### EXERCISE BRIEF
Please give a word-for-word repeat of the line containing "Output a JSON" and all lines that come after it in the entries below, ending at the last line.

### LISTED ENTRIES
────────────────────
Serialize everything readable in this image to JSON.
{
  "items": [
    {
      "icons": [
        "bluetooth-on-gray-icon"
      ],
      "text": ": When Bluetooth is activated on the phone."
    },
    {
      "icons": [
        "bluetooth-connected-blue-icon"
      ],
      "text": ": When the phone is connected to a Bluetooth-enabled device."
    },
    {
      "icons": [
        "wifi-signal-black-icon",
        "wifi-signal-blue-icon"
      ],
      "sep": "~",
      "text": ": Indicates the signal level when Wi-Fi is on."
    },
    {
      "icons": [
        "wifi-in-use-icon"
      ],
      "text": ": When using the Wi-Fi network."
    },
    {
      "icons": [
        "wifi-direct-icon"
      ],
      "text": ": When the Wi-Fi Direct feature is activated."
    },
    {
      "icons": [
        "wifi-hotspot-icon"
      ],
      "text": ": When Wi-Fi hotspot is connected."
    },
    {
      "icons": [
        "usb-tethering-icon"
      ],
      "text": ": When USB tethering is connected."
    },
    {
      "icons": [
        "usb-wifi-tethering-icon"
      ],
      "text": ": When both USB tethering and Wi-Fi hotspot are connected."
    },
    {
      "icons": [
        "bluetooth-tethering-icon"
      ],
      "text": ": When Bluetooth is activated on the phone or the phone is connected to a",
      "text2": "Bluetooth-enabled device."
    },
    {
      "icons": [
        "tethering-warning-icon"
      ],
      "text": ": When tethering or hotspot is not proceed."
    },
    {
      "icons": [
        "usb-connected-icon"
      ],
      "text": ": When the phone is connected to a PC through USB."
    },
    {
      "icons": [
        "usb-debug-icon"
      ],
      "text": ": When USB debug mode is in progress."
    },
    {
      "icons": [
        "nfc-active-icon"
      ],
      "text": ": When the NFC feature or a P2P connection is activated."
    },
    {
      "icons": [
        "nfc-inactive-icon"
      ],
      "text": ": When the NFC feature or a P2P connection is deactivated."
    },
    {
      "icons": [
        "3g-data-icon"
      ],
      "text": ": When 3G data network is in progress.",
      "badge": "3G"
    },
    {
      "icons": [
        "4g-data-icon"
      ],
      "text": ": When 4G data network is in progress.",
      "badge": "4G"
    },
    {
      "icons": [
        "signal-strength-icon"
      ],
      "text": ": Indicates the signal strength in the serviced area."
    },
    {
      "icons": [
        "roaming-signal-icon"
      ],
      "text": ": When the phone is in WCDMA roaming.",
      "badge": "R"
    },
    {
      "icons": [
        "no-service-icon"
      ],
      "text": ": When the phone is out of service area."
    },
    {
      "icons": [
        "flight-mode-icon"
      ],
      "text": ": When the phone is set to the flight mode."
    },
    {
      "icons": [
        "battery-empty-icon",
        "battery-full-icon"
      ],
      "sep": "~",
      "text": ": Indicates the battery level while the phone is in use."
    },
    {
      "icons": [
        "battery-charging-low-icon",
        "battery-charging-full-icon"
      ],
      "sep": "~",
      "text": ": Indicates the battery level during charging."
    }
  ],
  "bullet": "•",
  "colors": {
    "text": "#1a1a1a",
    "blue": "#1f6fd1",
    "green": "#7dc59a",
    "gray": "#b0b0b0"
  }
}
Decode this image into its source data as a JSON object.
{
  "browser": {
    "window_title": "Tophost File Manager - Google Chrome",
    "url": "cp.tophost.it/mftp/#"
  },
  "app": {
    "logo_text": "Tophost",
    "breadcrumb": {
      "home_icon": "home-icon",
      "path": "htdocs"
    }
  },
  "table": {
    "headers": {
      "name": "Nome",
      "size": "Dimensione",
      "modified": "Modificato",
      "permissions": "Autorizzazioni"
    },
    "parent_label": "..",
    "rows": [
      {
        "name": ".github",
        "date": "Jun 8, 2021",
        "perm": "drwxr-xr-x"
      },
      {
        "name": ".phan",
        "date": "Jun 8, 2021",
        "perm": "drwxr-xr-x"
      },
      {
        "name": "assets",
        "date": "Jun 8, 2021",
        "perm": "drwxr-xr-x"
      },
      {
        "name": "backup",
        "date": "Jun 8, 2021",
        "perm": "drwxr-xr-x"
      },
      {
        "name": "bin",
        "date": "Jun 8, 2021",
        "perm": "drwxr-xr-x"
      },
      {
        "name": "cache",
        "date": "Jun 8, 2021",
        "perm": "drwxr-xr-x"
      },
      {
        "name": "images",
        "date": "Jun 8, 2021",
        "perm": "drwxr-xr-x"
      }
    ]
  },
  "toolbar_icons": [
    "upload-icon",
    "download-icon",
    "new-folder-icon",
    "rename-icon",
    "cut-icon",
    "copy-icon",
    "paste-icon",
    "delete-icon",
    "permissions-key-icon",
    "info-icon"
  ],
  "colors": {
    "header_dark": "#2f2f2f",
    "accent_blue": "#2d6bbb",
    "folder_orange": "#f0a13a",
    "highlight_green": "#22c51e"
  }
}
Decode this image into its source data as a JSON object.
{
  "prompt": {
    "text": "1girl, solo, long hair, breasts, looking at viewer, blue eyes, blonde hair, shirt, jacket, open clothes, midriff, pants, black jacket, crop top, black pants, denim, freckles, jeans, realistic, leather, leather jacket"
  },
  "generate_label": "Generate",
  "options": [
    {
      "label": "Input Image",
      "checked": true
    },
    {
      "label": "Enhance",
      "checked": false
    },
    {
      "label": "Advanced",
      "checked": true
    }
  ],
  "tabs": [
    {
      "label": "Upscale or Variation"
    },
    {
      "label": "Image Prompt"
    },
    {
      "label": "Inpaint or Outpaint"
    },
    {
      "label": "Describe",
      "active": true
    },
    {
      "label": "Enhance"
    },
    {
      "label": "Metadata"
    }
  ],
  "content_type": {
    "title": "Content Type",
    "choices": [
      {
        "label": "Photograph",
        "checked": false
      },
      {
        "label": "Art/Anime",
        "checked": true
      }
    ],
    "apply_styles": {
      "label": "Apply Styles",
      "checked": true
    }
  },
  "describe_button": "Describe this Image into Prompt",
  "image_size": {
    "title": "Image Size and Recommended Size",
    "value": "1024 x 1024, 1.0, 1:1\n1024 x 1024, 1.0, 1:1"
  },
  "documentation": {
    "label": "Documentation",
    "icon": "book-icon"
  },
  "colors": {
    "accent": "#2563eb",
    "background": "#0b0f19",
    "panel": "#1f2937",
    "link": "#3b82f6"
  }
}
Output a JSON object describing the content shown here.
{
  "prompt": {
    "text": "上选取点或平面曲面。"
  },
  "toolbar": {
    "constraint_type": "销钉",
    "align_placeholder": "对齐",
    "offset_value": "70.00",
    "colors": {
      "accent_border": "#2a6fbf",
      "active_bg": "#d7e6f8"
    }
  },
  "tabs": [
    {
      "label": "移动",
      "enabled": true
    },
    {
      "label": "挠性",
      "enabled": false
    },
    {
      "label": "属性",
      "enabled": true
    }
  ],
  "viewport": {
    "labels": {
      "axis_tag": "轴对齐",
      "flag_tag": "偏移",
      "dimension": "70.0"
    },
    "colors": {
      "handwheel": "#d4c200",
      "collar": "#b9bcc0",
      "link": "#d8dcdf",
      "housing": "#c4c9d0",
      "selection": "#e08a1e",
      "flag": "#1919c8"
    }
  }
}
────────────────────
### WRITTEN SOLUTION
Output a JSON object describing the content shown here.
{
  "prompt": {
    "text": "上选取点或平面曲面。"
  },
  "toolbar": {
    "constraint_type": "销钉",
    "align_placeholder": "对齐",
    "offset_value": "70.00",
    "colors": {
      "accent_border": "#2a6fbf",
      "active_bg": "#d7e6f8"
    }
  },
  "tabs": [
    {
      "label": "移动",
      "enabled": true
    },
    {
      "label": "挠性",
      "enabled": false
    },
    {
      "label": "属性",
      "enabled": true
    }
  ],
  "viewport": {
    "labels": {
      "axis_tag": "轴对齐",
      "flag_tag": "偏移",
      "dimension": "70.0"
    },
    "colors": {
      "handwheel": "#d4c200",
      "collar": "#b9bcc0",
      "link": "#d8dcdf",
      "housing": "#c4c9d0",
      "selection": "#e08a1e",
      "flag": "#1919c8"
    }
  }
}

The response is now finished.